As drivers slim down to fit the new, lean LED luminaires, LuxBox announces an emergency lighting module to suit.
Light fixture design has always followed the demands of an intended light source. Regardless of what the fixture looks like, it will always have been designed for a particular kind of light source. For a time, though, it looked as if LED companies had either no confidence in what the LED was capable of, or had simply surrendered to history by making new light sources in all the old lamp shapes.
Happily, we’re seeing that situation change, and a ‘classic’ LED form factor seems to be appearing. It’s flat and shallow – and now it’s time for the electronics that service the luminaires to step up to the crease.
The first ranges of ‘ultra-flat’ drivers are already making their way to market, designed with very small cross-sections to fit into this new generation of LED luminaire. And now it’s time for the emergency lighting sector to come to the party. LuxBox is announcing a new range of emergency modules to work alongside the new drivers.

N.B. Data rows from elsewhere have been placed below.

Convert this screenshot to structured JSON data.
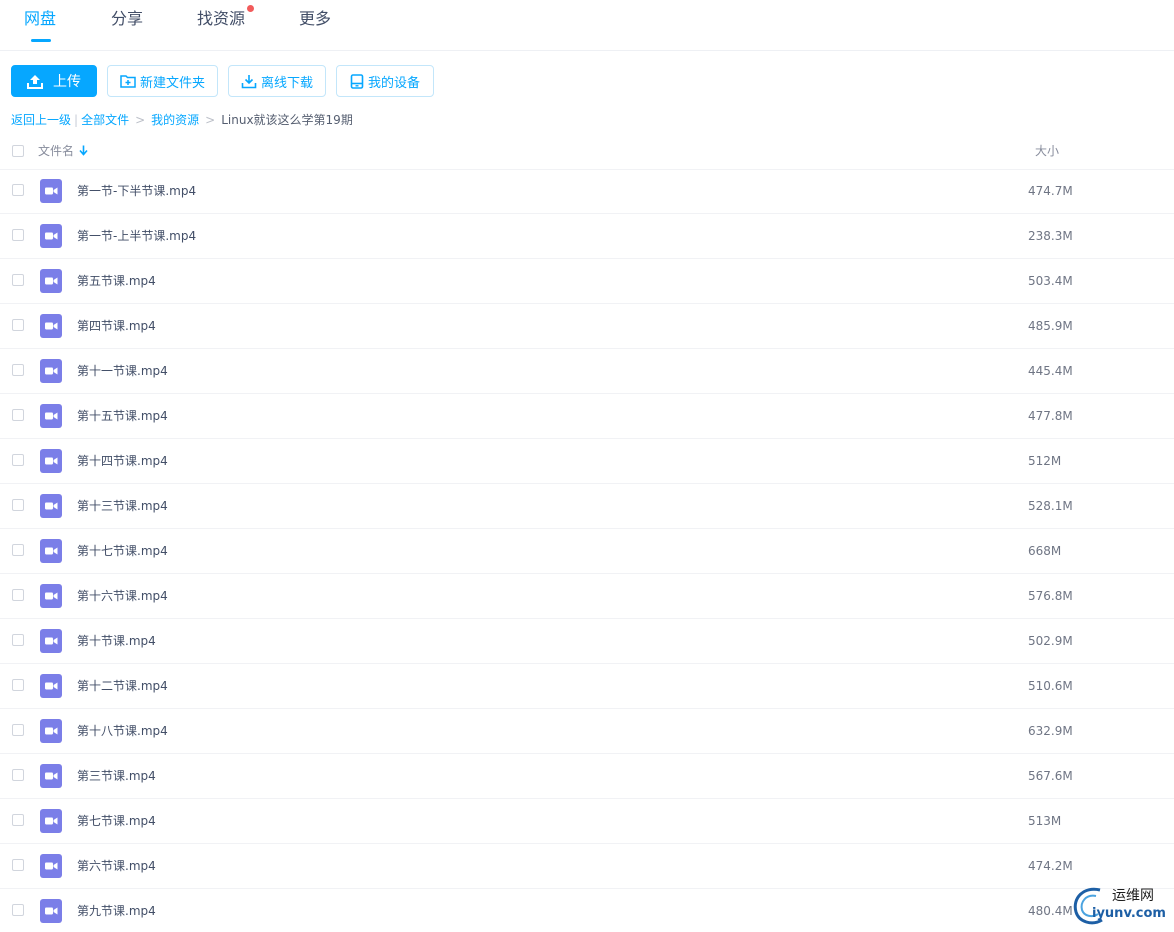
{
  "nav": {
    "tabs": [
      {
        "label": "网盘",
        "active": true
      },
      {
        "label": "分享",
        "active": false
      },
      {
        "label": "找资源",
        "active": false,
        "badge_dot": true
      },
      {
        "label": "更多",
        "active": false
      }
    ]
  },
  "toolbar": {
    "upload_label": "上传",
    "new_folder_label": "新建文件夹",
    "offline_download_label": "离线下载",
    "my_devices_label": "我的设备"
  },
  "breadcrumb": {
    "back_label": "返回上一级",
    "separator_pipe": "|",
    "all_files_label": "全部文件",
    "arrow": ">",
    "my_resources_label": "我的资源",
    "current_label": "Linux就该这么学第19期"
  },
  "list": {
    "header_name": "文件名",
    "header_size": "大小",
    "files": [
      {
        "name": "第一节-下半节课.mp4",
        "size": "474.7M"
      },
      {
        "name": "第一节-上半节课.mp4",
        "size": "238.3M"
      },
      {
        "name": "第五节课.mp4",
        "size": "503.4M"
      },
      {
        "name": "第四节课.mp4",
        "size": "485.9M"
      },
      {
        "name": "第十一节课.mp4",
        "size": "445.4M"
      },
      {
        "name": "第十五节课.mp4",
        "size": "477.8M"
      },
      {
        "name": "第十四节课.mp4",
        "size": "512M"
      },
      {
        "name": "第十三节课.mp4",
        "size": "528.1M"
      },
      {
        "name": "第十七节课.mp4",
        "size": "668M"
      },
      {
        "name": "第十六节课.mp4",
        "size": "576.8M"
      },
      {
        "name": "第十节课.mp4",
        "size": "502.9M"
      },
      {
        "name": "第十二节课.mp4",
        "size": "510.6M"
      },
      {
        "name": "第十八节课.mp4",
        "size": "632.9M"
      },
      {
        "name": "第三节课.mp4",
        "size": "567.6M"
      },
      {
        "name": "第七节课.mp4",
        "size": "513M"
      },
      {
        "name": "第六节课.mp4",
        "size": "474.2M"
      },
      {
        "name": "第九节课.mp4",
        "size": "480.4M"
      }
    ]
  },
  "watermark": {
    "text_top": "运维网",
    "text_bottom": "iyunv.com"
  },
  "colors": {
    "accent": "#06a7ff",
    "video_icon": "#7b7ee8",
    "badge_dot": "#f25b5b"
  },
  "icons": {
    "upload": "upload-icon",
    "new_folder": "folder-plus-icon",
    "offline_download": "download-icon",
    "my_devices": "device-icon",
    "sort": "arrow-down-icon",
    "file": "video-file-icon"
  }
}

The new UltraSlim from LuxBox is designed specifically to fit into slimline LED luminaires. Having a depth of only 11mm, it sits comfortably with the new ultra-flat drivers. As would be expected with LuxBox, the new modules have been designed out of the many years of expertise within the company. Wherever possible, components have already been tried and tested in LED driver circuits, particularly exploiting the knowledge that’s been gained in the production of LED retrofit tubes, where similar physical conditions pertain. And, where necessary, components specific to emergency lighting circuits (transformers and inductors) have been designed to fit into the available volumes of the new module – no mean feat in itself.
LuxBox has not shied away from a bit of controversy. The issues that have beset lithium batteries may have been overcome – the latest LiFePO4 (lithium iron phosphate) technology is already available in LuxBox’s other new emergency ranges. But, for the time being at least, LuxBox is sticking with conventional NiCd batteries (AAA cells) for this application.
This is a case of the module manufacturer being ahead of the battery developer. Once the LiFePO4 battery manufacturers catch up and can provide cells with sufficient capacity to ensure constant output over the required duration, there may well be a change – but until then, it’s sensible to stay with the reliable technology.